Whether the forward’s insistence on being content with his career is said through gritted teeth or not we’ll never quite know, however, his status as a legend on Tyneside will never be up for dispute.
Shearer would spend ten years at St. James’ Park, notching 206 goals in 395 appearances. Despite suffering two serious injuries which required surgery, Newcastle’s captain would finish top scorer in all competitions in every single season he spent with the Magpies.
Ironically one of the most unique facets of Shearer’s game was that he didn’t have a clear outstanding quality. Most Premier League strikers have an exceptional attribute whether it be pace, power, finishing ability or aerial prowess; seldom do players make it to the very to without one considerable quality. Shearer was a jack of all trades who defied the term ‘jack of all trades’ – he was brilliant at everything.
There wasn’t a goal Shearer didn’t have in his arsenal: free kicks, headers, wonder strikes, tap-ins, penalties, he could do the lot, not to mention providing the Premier League with one of the most simplistic yet iconic goal celebrations ever seen.
Said pose is now proudly encapsulated in a statue outside St. James’ Park in honour of Newcastle’s greatest ever striker, a man who surpassed the goalscoring exploits of Jackie Milburn, Malcolm Macdonald and Peter Beardsley.
Shearer's decision to take the reigns at Newcastle in April 2009 as the club desperately tried to avoid relegation perfectly demonstrated his deeply engrained love for the Magpies.
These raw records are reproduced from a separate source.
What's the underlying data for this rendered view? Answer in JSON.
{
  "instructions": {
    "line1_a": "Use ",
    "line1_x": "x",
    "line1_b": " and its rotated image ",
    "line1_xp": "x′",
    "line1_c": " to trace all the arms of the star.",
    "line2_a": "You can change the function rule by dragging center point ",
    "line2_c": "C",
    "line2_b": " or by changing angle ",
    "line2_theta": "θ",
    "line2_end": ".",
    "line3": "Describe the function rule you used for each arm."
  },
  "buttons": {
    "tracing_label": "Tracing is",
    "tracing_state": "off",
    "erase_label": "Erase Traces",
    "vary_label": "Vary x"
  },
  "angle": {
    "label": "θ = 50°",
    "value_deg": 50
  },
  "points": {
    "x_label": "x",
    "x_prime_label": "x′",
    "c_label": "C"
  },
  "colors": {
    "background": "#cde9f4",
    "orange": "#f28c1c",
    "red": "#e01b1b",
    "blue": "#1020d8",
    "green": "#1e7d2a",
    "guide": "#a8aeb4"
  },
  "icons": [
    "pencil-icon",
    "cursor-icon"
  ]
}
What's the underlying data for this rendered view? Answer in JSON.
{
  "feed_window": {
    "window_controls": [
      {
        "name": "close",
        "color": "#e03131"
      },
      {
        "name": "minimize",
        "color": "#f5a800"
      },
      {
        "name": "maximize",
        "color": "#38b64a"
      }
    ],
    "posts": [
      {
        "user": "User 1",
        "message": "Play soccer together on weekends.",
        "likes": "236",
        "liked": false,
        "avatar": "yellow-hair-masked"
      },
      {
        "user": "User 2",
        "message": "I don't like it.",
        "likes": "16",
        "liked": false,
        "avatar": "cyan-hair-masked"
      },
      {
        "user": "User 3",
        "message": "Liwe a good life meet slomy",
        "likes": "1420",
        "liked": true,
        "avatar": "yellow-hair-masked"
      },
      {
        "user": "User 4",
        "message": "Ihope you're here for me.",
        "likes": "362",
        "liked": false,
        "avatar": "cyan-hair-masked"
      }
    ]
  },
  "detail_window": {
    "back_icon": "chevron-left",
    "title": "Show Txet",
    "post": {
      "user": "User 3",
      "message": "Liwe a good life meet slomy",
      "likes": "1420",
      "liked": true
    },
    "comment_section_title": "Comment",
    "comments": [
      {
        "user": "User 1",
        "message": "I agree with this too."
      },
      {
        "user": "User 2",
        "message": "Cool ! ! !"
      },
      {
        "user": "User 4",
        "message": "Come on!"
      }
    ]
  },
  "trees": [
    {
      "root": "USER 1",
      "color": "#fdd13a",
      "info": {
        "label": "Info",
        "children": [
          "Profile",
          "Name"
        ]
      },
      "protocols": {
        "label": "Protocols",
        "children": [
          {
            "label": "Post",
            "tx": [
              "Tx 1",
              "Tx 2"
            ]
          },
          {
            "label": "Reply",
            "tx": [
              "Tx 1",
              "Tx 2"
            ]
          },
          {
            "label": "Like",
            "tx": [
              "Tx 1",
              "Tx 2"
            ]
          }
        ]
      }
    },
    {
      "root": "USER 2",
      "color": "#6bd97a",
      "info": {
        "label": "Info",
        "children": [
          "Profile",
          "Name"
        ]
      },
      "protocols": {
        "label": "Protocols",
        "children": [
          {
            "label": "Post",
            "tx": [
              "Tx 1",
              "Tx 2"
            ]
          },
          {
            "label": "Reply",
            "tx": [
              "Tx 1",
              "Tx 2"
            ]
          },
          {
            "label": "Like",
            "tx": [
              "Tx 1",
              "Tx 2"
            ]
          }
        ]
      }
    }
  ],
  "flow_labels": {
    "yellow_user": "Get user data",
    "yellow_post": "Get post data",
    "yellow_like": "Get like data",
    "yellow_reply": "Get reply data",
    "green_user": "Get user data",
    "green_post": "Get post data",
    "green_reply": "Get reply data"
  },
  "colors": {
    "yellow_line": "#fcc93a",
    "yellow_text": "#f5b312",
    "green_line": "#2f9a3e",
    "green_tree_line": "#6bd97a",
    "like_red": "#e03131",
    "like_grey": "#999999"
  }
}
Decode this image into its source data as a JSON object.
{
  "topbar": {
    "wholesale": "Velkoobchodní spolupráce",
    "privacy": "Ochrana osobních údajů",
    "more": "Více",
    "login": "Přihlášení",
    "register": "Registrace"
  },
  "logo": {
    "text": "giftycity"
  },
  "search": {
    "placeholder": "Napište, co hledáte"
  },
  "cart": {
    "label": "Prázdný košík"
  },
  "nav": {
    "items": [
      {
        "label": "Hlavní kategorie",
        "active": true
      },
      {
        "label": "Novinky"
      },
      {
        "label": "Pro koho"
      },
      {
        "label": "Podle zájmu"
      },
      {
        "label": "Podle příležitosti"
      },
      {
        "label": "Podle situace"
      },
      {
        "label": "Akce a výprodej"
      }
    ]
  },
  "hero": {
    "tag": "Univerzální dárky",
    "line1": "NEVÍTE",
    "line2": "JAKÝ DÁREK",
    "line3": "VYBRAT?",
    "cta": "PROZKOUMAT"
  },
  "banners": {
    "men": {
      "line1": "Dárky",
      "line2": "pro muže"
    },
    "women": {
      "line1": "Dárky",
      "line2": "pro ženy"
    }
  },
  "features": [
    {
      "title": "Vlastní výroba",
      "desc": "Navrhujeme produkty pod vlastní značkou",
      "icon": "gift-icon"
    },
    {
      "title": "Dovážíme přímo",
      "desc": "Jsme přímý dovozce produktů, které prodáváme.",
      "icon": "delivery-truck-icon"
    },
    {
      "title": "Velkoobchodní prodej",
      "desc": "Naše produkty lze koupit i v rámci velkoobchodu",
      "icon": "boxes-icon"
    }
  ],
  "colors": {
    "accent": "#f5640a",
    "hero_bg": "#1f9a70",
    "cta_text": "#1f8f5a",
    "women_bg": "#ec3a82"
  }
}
Ultimately the gamble backfired as the Tynesiders were condemned to a season in the second tier, however, in opting to potentially jeopardise his legacy in an attempt to reignite Newcastle's season and steer them to safety, Shearer proved he’s far from just an ex-player – he’s a proper fan; someone willing to put the club before himself.
Of course there are more decorated footballers and Shearer may look back on a missed opportunity to flood his mantelpiece with winner’s medals. However, nothing can replace the hero’s welcome he’s afforded in his hometown, and no matter how many trophies a player wins throughout their career, only Alan Shearer can claim to be the most prolific goalscorer in Premier League history.
Source : 90min